WHAT YOU ARE ASKED TO DO> Each line of the listing below that includes "山陰中央新報デジタル" must be copied.
** DATASET EXCERPTS follows **
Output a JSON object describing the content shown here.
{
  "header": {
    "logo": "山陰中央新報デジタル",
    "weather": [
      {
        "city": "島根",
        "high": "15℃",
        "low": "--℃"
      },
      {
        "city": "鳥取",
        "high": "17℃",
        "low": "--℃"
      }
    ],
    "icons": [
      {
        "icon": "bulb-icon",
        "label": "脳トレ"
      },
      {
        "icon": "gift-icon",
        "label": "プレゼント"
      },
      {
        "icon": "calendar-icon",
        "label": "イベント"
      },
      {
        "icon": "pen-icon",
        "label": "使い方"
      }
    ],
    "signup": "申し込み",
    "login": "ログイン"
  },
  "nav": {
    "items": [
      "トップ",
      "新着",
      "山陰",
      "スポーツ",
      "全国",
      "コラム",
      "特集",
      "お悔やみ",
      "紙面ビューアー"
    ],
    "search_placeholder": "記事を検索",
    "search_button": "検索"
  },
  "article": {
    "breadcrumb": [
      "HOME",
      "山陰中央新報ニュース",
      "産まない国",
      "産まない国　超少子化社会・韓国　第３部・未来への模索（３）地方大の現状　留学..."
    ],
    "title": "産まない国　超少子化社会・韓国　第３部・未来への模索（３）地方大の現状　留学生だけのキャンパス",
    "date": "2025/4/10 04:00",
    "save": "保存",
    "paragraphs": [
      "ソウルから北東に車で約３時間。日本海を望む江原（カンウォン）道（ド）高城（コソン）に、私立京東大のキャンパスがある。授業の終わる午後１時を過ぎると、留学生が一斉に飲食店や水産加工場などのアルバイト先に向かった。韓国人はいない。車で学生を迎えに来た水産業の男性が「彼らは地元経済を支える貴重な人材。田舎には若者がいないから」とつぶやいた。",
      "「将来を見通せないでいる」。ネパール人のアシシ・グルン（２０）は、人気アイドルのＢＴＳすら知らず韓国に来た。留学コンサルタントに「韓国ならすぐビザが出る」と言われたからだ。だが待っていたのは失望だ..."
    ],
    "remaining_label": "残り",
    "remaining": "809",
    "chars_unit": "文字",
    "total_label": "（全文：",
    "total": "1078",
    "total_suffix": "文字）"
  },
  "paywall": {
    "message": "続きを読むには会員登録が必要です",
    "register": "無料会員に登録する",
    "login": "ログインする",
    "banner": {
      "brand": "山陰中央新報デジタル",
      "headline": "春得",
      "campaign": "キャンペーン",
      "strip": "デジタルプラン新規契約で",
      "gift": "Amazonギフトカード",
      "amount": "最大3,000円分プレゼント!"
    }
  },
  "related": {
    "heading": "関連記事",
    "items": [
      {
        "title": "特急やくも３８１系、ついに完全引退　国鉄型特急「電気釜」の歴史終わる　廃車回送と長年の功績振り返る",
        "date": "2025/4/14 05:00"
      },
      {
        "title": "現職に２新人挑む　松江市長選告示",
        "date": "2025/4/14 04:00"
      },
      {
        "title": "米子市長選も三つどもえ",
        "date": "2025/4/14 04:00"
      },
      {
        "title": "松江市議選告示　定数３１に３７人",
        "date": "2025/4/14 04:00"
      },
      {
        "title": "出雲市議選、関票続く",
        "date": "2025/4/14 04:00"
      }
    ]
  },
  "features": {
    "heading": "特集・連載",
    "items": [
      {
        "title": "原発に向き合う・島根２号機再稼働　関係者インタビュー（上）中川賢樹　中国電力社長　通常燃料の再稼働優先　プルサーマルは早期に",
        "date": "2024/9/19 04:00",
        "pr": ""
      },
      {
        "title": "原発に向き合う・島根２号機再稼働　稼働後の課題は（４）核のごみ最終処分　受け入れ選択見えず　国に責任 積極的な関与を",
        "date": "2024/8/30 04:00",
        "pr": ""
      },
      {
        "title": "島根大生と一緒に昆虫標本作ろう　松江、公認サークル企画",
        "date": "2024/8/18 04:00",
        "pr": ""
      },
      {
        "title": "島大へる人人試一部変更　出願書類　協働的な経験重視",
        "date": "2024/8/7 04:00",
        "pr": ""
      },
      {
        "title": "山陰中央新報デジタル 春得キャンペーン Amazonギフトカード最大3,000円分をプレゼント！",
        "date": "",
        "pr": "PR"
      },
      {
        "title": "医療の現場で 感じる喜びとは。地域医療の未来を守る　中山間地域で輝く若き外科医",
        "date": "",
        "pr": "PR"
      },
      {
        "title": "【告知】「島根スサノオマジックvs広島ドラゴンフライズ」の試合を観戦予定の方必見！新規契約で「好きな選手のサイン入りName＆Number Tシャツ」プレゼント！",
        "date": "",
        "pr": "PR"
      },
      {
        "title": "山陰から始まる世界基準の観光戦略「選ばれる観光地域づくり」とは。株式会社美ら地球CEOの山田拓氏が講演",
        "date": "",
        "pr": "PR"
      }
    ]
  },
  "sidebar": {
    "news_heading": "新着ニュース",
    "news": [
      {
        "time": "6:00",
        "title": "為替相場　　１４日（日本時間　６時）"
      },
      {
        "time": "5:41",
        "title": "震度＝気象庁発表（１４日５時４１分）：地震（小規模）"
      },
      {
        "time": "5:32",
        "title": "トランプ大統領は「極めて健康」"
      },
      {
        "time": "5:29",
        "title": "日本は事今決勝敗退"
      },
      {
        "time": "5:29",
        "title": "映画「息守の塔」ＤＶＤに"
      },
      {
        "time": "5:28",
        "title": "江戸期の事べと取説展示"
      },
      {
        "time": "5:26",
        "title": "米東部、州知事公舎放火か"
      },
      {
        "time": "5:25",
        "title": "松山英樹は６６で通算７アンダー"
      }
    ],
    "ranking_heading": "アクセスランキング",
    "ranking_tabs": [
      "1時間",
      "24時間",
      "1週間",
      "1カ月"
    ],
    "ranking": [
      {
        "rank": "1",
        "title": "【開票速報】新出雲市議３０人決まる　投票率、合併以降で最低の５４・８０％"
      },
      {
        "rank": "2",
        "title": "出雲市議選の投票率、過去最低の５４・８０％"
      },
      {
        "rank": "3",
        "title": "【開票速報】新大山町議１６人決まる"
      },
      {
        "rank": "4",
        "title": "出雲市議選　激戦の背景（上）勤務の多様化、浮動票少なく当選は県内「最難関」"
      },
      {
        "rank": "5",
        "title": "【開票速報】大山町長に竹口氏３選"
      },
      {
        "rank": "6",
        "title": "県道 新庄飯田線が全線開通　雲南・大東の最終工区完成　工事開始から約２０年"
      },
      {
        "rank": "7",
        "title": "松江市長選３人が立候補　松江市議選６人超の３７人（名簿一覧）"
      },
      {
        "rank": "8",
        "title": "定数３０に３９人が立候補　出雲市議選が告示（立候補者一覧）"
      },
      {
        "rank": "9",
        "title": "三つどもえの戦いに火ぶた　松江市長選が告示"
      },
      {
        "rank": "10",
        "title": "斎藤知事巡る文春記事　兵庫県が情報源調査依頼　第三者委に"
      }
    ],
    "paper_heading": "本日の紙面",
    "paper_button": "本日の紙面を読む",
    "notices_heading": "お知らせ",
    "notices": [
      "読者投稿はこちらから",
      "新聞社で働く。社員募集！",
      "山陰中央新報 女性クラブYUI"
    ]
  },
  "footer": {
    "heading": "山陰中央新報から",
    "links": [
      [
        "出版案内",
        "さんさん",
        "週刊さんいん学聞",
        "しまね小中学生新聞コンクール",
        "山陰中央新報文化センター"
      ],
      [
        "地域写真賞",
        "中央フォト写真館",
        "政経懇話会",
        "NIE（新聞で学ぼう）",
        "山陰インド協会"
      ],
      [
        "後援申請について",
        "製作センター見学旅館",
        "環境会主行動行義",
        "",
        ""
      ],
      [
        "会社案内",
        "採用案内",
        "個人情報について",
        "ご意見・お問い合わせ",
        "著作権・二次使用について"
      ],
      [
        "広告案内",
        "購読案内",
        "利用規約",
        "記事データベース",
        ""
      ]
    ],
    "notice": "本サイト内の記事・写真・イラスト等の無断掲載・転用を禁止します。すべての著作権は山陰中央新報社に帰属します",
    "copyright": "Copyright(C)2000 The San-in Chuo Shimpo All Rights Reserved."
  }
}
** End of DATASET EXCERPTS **
RESPONSE TO THE EXERCISE>
    "logo": "山陰中央新報デジタル",
      "brand": "山陰中央新報デジタル",
        "title": "山陰中央新報デジタル 春得キャンペーン Amazonギフトカード最大3,000円分をプレゼント！",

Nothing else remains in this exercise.